▶ **Directions**
Only the lines that hold "headphones" should be in the answer, each copied from the data below.

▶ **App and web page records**

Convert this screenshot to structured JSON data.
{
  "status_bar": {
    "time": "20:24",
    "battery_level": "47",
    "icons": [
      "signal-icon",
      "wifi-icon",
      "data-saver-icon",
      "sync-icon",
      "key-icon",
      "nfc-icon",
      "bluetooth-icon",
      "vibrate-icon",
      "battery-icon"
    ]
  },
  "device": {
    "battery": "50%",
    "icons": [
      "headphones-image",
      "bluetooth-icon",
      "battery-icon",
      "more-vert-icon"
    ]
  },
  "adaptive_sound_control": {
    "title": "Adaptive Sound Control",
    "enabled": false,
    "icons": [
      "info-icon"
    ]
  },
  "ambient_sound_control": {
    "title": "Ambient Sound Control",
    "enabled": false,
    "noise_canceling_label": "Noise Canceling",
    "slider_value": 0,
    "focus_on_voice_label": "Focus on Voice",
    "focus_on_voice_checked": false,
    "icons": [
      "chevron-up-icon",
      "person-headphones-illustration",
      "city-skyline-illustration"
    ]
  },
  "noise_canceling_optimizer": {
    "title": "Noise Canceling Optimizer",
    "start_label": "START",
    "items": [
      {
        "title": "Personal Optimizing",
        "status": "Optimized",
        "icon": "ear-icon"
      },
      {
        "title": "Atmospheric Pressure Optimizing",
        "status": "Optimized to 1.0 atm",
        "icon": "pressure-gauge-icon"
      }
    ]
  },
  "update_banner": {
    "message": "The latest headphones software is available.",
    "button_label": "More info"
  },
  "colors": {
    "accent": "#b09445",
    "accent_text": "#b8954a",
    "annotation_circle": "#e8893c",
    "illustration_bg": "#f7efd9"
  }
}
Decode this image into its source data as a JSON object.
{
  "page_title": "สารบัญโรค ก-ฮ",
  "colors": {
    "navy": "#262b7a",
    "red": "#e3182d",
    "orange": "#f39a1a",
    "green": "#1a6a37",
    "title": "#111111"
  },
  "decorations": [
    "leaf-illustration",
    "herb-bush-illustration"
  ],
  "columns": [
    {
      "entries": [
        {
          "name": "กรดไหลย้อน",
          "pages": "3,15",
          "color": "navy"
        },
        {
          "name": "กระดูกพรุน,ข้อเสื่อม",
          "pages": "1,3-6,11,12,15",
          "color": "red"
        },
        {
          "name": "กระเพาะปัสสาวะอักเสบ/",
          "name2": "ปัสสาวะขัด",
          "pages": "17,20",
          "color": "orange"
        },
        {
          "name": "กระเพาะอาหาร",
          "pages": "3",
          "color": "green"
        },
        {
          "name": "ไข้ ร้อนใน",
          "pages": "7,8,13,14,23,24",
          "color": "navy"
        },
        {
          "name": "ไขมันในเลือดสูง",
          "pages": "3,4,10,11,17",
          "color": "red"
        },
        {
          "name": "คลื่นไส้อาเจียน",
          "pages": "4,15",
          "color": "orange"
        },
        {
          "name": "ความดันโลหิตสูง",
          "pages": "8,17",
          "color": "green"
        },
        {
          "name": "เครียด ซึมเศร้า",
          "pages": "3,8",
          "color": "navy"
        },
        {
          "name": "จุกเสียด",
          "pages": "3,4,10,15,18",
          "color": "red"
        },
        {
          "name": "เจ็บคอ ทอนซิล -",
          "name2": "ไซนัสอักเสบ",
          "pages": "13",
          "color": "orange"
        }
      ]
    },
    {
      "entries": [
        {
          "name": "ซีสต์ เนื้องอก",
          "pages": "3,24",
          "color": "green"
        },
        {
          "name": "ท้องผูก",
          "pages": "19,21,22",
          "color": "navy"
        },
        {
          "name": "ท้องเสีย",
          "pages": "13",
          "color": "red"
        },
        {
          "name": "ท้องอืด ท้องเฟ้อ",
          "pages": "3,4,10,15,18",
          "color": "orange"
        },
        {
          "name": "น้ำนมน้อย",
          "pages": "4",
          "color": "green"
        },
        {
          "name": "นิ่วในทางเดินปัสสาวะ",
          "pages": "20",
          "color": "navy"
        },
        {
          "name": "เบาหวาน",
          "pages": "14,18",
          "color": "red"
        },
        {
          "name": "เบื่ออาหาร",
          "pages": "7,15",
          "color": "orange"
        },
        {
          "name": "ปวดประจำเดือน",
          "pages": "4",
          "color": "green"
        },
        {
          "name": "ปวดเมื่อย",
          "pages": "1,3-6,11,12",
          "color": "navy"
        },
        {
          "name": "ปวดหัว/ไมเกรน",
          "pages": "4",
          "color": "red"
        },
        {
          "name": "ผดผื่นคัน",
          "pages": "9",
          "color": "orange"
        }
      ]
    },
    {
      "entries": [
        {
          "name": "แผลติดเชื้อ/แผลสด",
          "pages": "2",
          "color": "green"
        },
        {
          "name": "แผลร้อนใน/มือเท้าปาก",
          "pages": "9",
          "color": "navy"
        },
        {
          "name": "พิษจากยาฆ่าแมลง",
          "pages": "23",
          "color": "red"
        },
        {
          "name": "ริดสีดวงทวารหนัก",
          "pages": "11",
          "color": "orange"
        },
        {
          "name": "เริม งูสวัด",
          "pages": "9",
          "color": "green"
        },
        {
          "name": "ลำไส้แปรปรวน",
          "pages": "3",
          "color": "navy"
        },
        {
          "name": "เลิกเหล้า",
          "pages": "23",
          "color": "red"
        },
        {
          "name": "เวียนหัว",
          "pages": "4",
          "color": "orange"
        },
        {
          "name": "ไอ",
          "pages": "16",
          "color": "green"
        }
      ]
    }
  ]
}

▶ **Exercise output**
      "headphones-image",
      "person-headphones-illustration",
    "message": "The latest headphones software is available.",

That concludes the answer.